Eye tracking now provides another, novel and highly intuitive way of interacting with virtual reality. Users can select or move an object by just looking at it. They can establish eye contact with virtual characters or trigger actions by focusing their gaze at a certain spot.
The technology also allows ‘foveated rendering’, a novel technique that significantly reduces demands on computing power and graphic cards. Based on the information about the user’s point of gaze, VR systems can adjust the resolution and render areas in the direct field of vision in high resolution while allowing lower resolution in the periphery.
“One of our main deciding factors [in selcting Osram’s IR LEDs] was that only very little light lies outside the central emission spectrum and is therefore lost, which meant we could streamline our optical filter design process and maximize our sensor performance,” says Lochlainn Wilson of FOVE.
Eye-tracking systems illuminate the user’s eyes with infrared light, register the reflections with an IR-sensitive camera sensor, and employ special algorithms to determine the user’s direction of gaze and eye movements. To realize the function inside a headset, several infrared LEDs are mounted around the two lenses. FOVE uses Osram’s SFH 4053 ChipLEDs, which are only 0.5mm x 1.0mm x 0.45mm in size. Their emission wavelength of 850nm matches the spectral sensitivity of the camera sensor and their beam angle of +-70° ensures an even illumination of the eyes. “Through collaboration with FOVE, we are the first supplier to provide an eye-tracking solution for a VR headset,” claims Hiroshi Okuma, marketing manager for ELS (Emitter, Laser, Sensors) at Osram Opto. “With its high efficiency and compact package, the SFH 4053 is ideal for this application.”

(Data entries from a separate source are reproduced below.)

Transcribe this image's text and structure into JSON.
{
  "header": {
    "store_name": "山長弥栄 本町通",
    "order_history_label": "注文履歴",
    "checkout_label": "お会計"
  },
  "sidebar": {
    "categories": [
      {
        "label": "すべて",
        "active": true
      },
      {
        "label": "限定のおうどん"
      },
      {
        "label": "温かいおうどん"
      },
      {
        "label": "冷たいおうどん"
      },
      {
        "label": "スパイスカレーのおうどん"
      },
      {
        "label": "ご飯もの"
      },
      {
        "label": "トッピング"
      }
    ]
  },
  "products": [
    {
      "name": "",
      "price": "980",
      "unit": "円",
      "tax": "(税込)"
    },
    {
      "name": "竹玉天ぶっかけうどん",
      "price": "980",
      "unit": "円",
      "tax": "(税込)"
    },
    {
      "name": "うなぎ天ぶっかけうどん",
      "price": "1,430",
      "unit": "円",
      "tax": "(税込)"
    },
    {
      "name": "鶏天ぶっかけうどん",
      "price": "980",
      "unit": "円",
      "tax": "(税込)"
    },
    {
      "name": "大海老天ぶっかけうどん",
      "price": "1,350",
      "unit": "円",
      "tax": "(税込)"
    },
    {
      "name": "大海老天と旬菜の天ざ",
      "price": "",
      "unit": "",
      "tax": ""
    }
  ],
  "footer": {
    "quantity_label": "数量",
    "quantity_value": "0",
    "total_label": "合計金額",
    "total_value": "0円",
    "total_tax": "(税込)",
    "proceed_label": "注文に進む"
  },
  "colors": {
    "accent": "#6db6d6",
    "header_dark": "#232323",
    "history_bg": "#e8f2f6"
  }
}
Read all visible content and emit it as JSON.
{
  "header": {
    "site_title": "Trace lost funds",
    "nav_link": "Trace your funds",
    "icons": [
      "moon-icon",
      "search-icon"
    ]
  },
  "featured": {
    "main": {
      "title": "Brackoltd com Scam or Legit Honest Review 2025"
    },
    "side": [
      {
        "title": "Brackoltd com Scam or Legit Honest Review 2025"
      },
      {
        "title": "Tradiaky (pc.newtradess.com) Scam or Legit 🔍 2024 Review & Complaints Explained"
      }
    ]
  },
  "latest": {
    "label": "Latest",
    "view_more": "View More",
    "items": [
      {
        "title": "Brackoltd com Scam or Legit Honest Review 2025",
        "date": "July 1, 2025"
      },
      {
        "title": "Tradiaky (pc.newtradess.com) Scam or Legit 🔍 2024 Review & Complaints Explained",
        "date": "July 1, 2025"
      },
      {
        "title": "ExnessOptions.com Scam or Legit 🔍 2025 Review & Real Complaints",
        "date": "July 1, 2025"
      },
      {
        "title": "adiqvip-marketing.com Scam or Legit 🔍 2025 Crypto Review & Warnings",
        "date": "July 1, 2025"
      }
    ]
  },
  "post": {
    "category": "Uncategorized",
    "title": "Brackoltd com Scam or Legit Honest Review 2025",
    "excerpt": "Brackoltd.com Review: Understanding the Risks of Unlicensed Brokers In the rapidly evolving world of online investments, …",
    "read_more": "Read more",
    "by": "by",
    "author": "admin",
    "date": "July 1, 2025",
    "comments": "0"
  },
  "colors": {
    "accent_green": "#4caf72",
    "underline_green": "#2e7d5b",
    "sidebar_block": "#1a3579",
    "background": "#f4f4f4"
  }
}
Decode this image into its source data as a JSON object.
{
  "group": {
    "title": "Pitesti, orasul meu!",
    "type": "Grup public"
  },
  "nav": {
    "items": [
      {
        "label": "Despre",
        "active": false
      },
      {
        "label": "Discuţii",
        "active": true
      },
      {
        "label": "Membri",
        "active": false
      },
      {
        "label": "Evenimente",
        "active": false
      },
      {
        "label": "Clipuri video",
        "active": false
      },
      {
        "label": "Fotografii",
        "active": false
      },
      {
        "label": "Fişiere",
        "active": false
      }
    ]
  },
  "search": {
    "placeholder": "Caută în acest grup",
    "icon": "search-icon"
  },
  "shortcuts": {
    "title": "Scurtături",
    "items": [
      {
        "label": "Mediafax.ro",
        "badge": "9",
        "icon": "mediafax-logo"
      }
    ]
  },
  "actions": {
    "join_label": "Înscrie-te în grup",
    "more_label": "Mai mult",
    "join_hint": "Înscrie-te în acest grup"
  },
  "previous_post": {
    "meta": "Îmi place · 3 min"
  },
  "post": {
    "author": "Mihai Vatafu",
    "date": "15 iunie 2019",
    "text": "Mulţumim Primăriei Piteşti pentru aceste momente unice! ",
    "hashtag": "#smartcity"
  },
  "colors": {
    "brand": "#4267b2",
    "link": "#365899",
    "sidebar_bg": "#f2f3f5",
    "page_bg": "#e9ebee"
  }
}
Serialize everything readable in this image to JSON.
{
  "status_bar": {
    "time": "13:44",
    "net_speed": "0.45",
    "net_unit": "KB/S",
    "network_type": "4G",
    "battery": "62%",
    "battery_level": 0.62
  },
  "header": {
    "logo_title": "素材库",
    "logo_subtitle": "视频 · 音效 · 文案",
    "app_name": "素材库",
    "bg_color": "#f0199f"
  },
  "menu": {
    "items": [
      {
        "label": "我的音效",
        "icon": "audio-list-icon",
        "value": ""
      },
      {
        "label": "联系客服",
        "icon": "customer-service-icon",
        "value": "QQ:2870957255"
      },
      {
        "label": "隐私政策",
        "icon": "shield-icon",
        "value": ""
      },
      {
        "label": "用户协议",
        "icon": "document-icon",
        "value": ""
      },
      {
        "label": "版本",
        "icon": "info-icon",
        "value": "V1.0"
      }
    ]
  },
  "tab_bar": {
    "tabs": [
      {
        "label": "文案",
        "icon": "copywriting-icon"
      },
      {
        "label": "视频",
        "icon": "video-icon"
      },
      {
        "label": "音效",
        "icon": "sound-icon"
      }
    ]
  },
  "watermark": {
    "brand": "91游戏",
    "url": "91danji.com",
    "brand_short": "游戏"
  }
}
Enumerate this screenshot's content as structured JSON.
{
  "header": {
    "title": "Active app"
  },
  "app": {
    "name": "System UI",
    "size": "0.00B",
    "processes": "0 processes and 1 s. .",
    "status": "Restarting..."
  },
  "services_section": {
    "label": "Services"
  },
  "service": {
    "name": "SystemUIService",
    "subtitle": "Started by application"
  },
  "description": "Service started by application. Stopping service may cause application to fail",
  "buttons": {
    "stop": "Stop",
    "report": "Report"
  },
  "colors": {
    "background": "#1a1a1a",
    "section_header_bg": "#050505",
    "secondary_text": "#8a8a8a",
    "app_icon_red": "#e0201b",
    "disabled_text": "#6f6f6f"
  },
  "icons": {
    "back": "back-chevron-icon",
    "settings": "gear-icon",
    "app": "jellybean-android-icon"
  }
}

FOVE also uses infrared sensor technology to track the user’s position and movements in order to integrate these into the VR action. Several of Osram’s SFH 4253 TOPLEDs are mounted around the headset, creating a pattern of infrared light dots that are registered and tracked by a camera to determine the user’s movements. At 850nm, the emission wavelength of the SFH 4253 matches the spectral sensitivity of the photo sensor. The radiation characteristics and package geometry of the emitter also fit the requirements for the application.